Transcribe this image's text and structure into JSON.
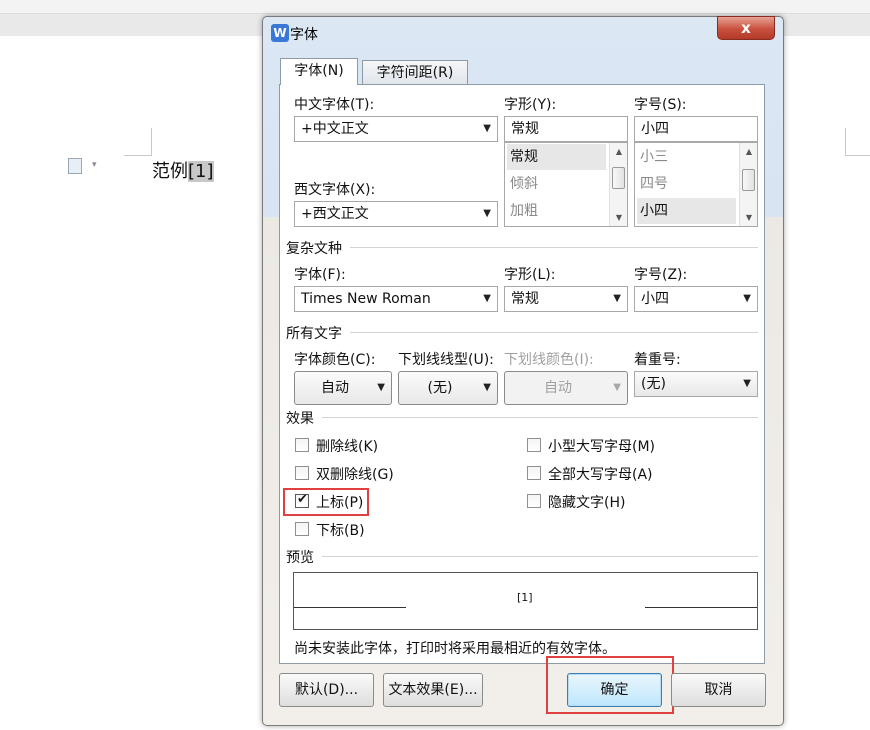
{
  "document": {
    "sample_text": "范例",
    "superscript": "[1]"
  },
  "dialog": {
    "title": "字体",
    "app_icon": "W",
    "close": "x",
    "tabs": [
      {
        "label": "字体(N)",
        "active": true
      },
      {
        "label": "字符间距(R)",
        "active": false
      }
    ],
    "chinese_font": {
      "label": "中文字体(T):",
      "value": "+中文正文"
    },
    "western_font": {
      "label": "西文字体(X):",
      "value": "+西文正文"
    },
    "style": {
      "label": "字形(Y):",
      "value": "常规",
      "options": [
        "常规",
        "倾斜",
        "加粗"
      ],
      "selected": "常规"
    },
    "size": {
      "label": "字号(S):",
      "value": "小四",
      "options": [
        "小三",
        "四号",
        "小四"
      ],
      "selected": "小四"
    },
    "complex": {
      "section": "复杂文种",
      "font_label": "字体(F):",
      "font_value": "Times New Roman",
      "style_label": "字形(L):",
      "style_value": "常规",
      "size_label": "字号(Z):",
      "size_value": "小四"
    },
    "all_text": {
      "section": "所有文字",
      "color_label": "字体颜色(C):",
      "color_value": "自动",
      "underline_label": "下划线线型(U):",
      "underline_value": "(无)",
      "underline_color_label": "下划线颜色(I):",
      "underline_color_value": "自动",
      "emphasis_label": "着重号:",
      "emphasis_value": "(无)"
    },
    "effects": {
      "section": "效果",
      "items": [
        {
          "label": "删除线(K)",
          "checked": false
        },
        {
          "label": "双删除线(G)",
          "checked": false
        },
        {
          "label": "上标(P)",
          "checked": true
        },
        {
          "label": "下标(B)",
          "checked": false
        },
        {
          "label": "小型大写字母(M)",
          "checked": false
        },
        {
          "label": "全部大写字母(A)",
          "checked": false
        },
        {
          "label": "隐藏文字(H)",
          "checked": false
        }
      ]
    },
    "preview": {
      "section": "预览",
      "sample": "[1]",
      "note": "尚未安装此字体，打印时将采用最相近的有效字体。"
    },
    "buttons": {
      "default": "默认(D)...",
      "text_effects": "文本效果(E)...",
      "ok": "确定",
      "cancel": "取消"
    }
  },
  "colors": {
    "highlight_border": "#e04040",
    "title_close_red": "#c9503d",
    "default_button_blue": "#bee6fd"
  }
}
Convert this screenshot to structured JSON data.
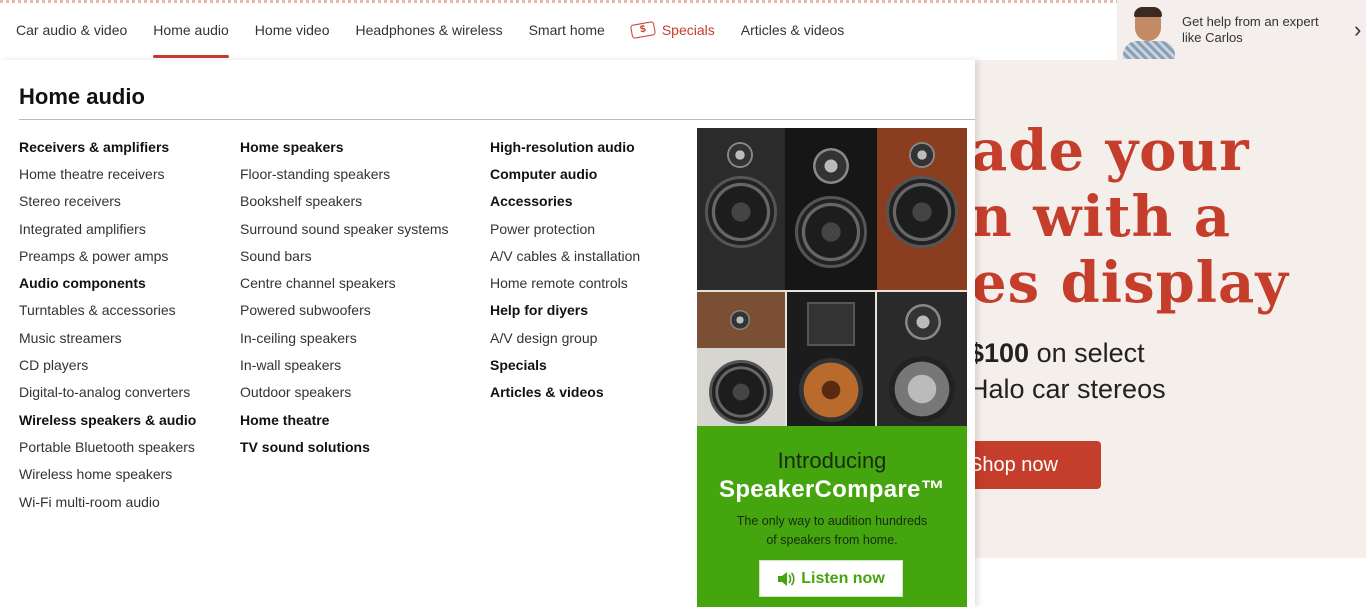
{
  "nav": {
    "items": [
      {
        "label": "Car audio & video"
      },
      {
        "label": "Home audio"
      },
      {
        "label": "Home video"
      },
      {
        "label": "Headphones & wireless"
      },
      {
        "label": "Smart home"
      },
      {
        "label": "Specials"
      },
      {
        "label": "Articles & videos"
      }
    ],
    "active": "Home audio",
    "specials_color": "#c53d2b"
  },
  "expert": {
    "line1": "Get help from an expert",
    "line2": "like Carlos"
  },
  "menu": {
    "title": "Home audio",
    "col1": [
      {
        "label": "Receivers & amplifiers",
        "heading": true
      },
      {
        "label": "Home theatre receivers"
      },
      {
        "label": "Stereo receivers"
      },
      {
        "label": "Integrated amplifiers"
      },
      {
        "label": "Preamps & power amps"
      },
      {
        "label": "Audio components",
        "heading": true
      },
      {
        "label": "Turntables & accessories"
      },
      {
        "label": "Music streamers"
      },
      {
        "label": "CD players"
      },
      {
        "label": "Digital-to-analog converters"
      },
      {
        "label": "Wireless speakers & audio",
        "heading": true
      },
      {
        "label": "Portable Bluetooth speakers"
      },
      {
        "label": "Wireless home speakers"
      },
      {
        "label": "Wi-Fi multi-room audio"
      }
    ],
    "col2": [
      {
        "label": "Home speakers",
        "heading": true
      },
      {
        "label": "Floor-standing speakers"
      },
      {
        "label": "Bookshelf speakers"
      },
      {
        "label": "Surround sound speaker systems"
      },
      {
        "label": "Sound bars"
      },
      {
        "label": "Centre channel speakers"
      },
      {
        "label": "Powered subwoofers"
      },
      {
        "label": "In-ceiling speakers"
      },
      {
        "label": "In-wall speakers"
      },
      {
        "label": "Outdoor speakers"
      },
      {
        "label": "Home theatre",
        "heading": true
      },
      {
        "label": "TV sound solutions",
        "heading": true
      }
    ],
    "col3": [
      {
        "label": "High-resolution audio",
        "heading": true
      },
      {
        "label": "Computer audio",
        "heading": true
      },
      {
        "label": "Accessories",
        "heading": true
      },
      {
        "label": "Power protection"
      },
      {
        "label": "A/V cables & installation"
      },
      {
        "label": "Home remote controls"
      },
      {
        "label": "Help for diyers",
        "heading": true
      },
      {
        "label": "A/V design group"
      },
      {
        "label": "Specials",
        "heading": true
      },
      {
        "label": "Articles & videos",
        "heading": true
      }
    ]
  },
  "ad": {
    "intro": "Introducing",
    "brand": "SpeakerCompare™",
    "desc1": "The only way to audition hundreds",
    "desc2": "of speakers from home.",
    "button": "Listen now",
    "green": "#44a50e"
  },
  "banner": {
    "line1": "ade your",
    "line2": "n with a",
    "line3": "es display",
    "sub1_bold": "$100",
    "sub1_rest": " on select",
    "sub2": "Halo car stereos",
    "button": "Shop now",
    "accent": "#c53d2b"
  }
}
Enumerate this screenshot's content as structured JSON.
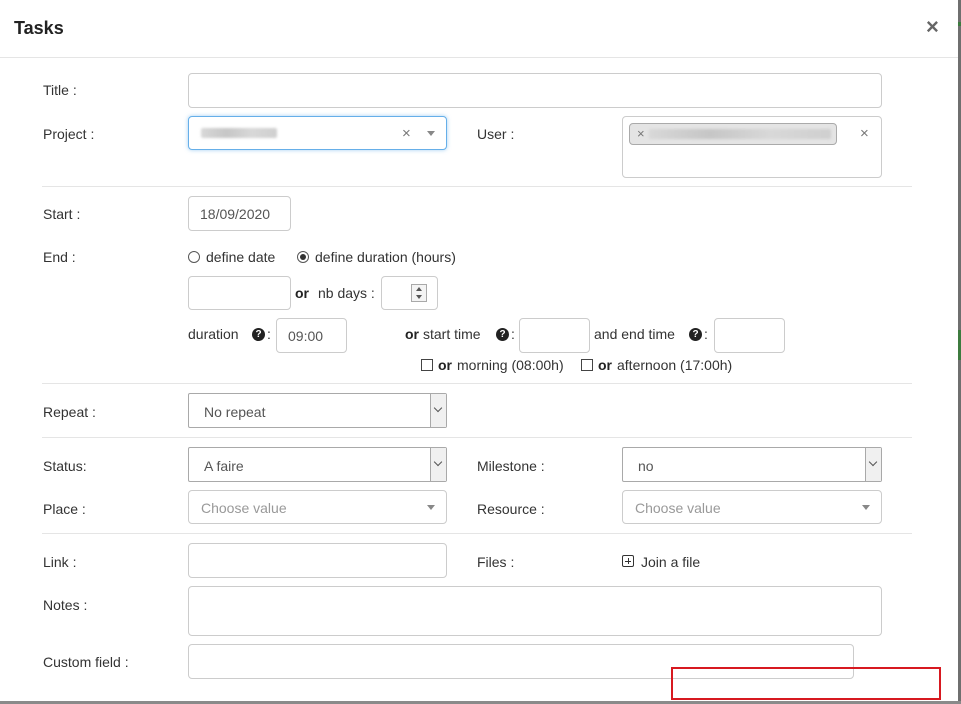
{
  "modal": {
    "title": "Tasks",
    "close": "×"
  },
  "form": {
    "title_label": "Title :",
    "project_label": "Project :",
    "user_label": "User :",
    "start_label": "Start :",
    "start_value": "18/09/2020",
    "end_label": "End :",
    "define_date": "define date",
    "define_duration": "define duration (hours)",
    "or": "or",
    "nb_days": "nb days :",
    "duration": "duration",
    "colon": ":",
    "duration_value": "09:00",
    "start_time": "start time",
    "and_end_time": "and end time",
    "morning": "morning (08:00h)",
    "afternoon": "afternoon (17:00h)",
    "repeat_label": "Repeat :",
    "repeat_value": "No repeat",
    "status_label": "Status:",
    "status_value": "A faire",
    "milestone_label": "Milestone :",
    "milestone_value": "no",
    "place_label": "Place :",
    "place_placeholder": "Choose value",
    "resource_label": "Resource :",
    "resource_placeholder": "Choose value",
    "link_label": "Link :",
    "files_label": "Files :",
    "join_file": "Join a file",
    "notes_label": "Notes :",
    "custom_field_label": "Custom field :"
  },
  "icons": {
    "help": "?",
    "clear": "×"
  },
  "colors": {
    "focus_border": "#66afe9",
    "annotation_red": "#d71920"
  }
}
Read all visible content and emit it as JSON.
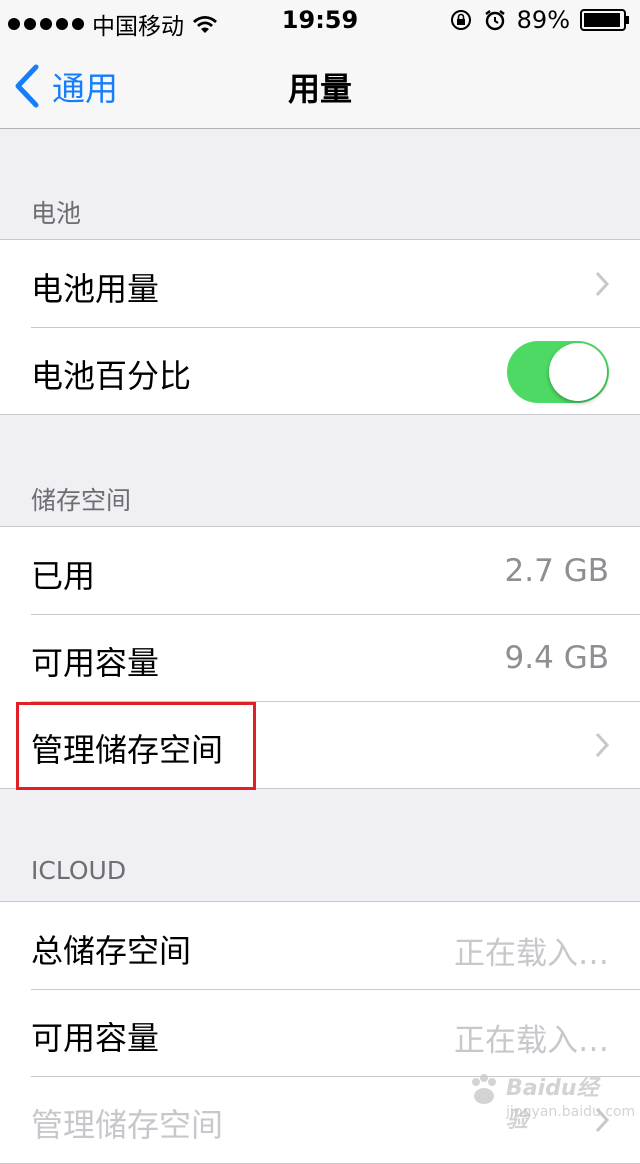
{
  "status_bar": {
    "carrier": "中国移动",
    "time": "19:59",
    "battery_percent": "89%",
    "icons": [
      "signal-dots-icon",
      "wifi-icon",
      "rotation-lock-icon",
      "alarm-icon",
      "battery-icon"
    ]
  },
  "nav": {
    "back_label": "通用",
    "title": "用量"
  },
  "sections": {
    "battery": {
      "header": "电池",
      "rows": [
        {
          "label": "电池用量"
        },
        {
          "label": "电池百分比",
          "toggle_on": true
        }
      ]
    },
    "storage": {
      "header": "储存空间",
      "rows": [
        {
          "label": "已用",
          "value": "2.7 GB"
        },
        {
          "label": "可用容量",
          "value": "9.4 GB"
        },
        {
          "label": "管理储存空间"
        }
      ]
    },
    "icloud": {
      "header": "ICLOUD",
      "rows": [
        {
          "label": "总储存空间",
          "value": "正在载入…"
        },
        {
          "label": "可用容量",
          "value": "正在载入…"
        },
        {
          "label": "管理储存空间"
        }
      ]
    }
  },
  "colors": {
    "accent": "#157efb",
    "toggle_on": "#4cd964",
    "highlight": "#e01f26",
    "background": "#efeff4"
  },
  "watermark": {
    "brand": "Baidu经验",
    "url": "jingyan.baidu.com"
  }
}
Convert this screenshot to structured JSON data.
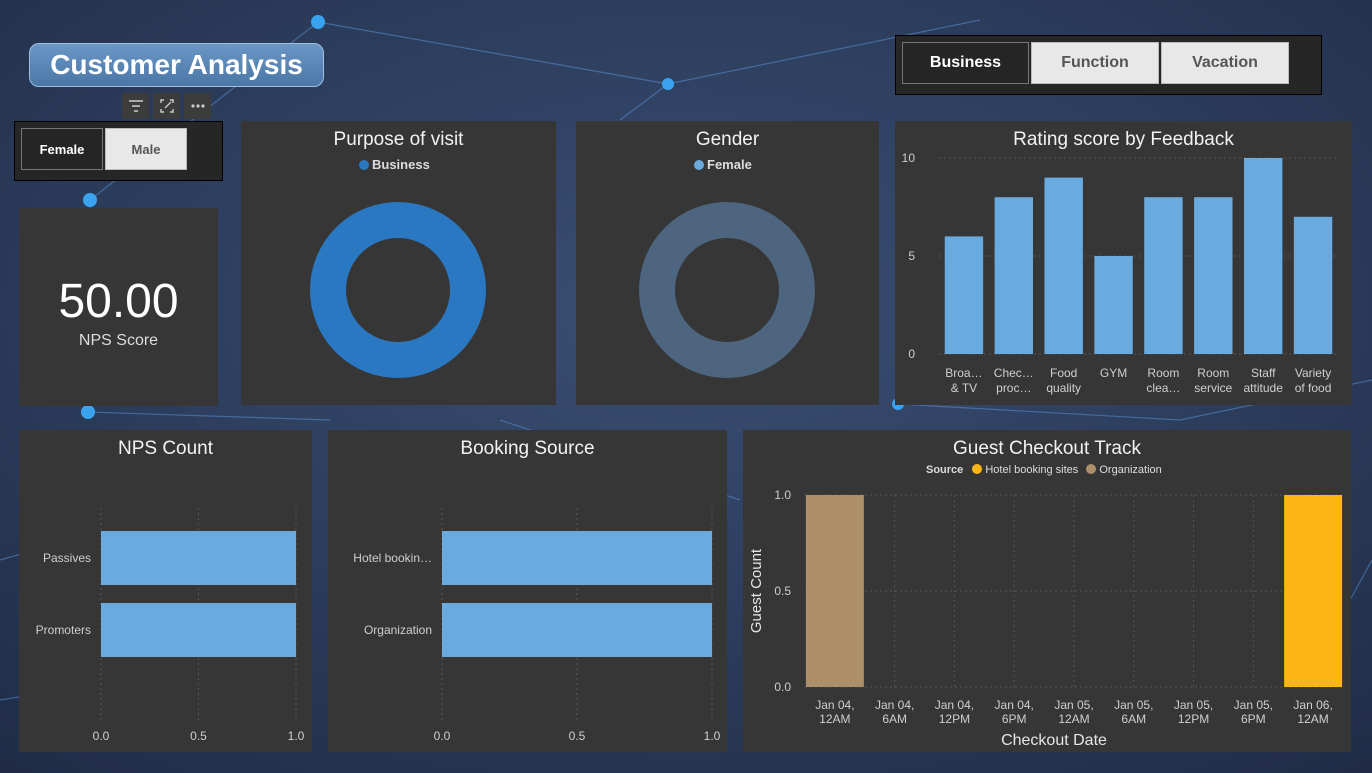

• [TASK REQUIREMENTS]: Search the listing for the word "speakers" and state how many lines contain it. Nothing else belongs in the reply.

• [WRITTEN RESPONSE]: 11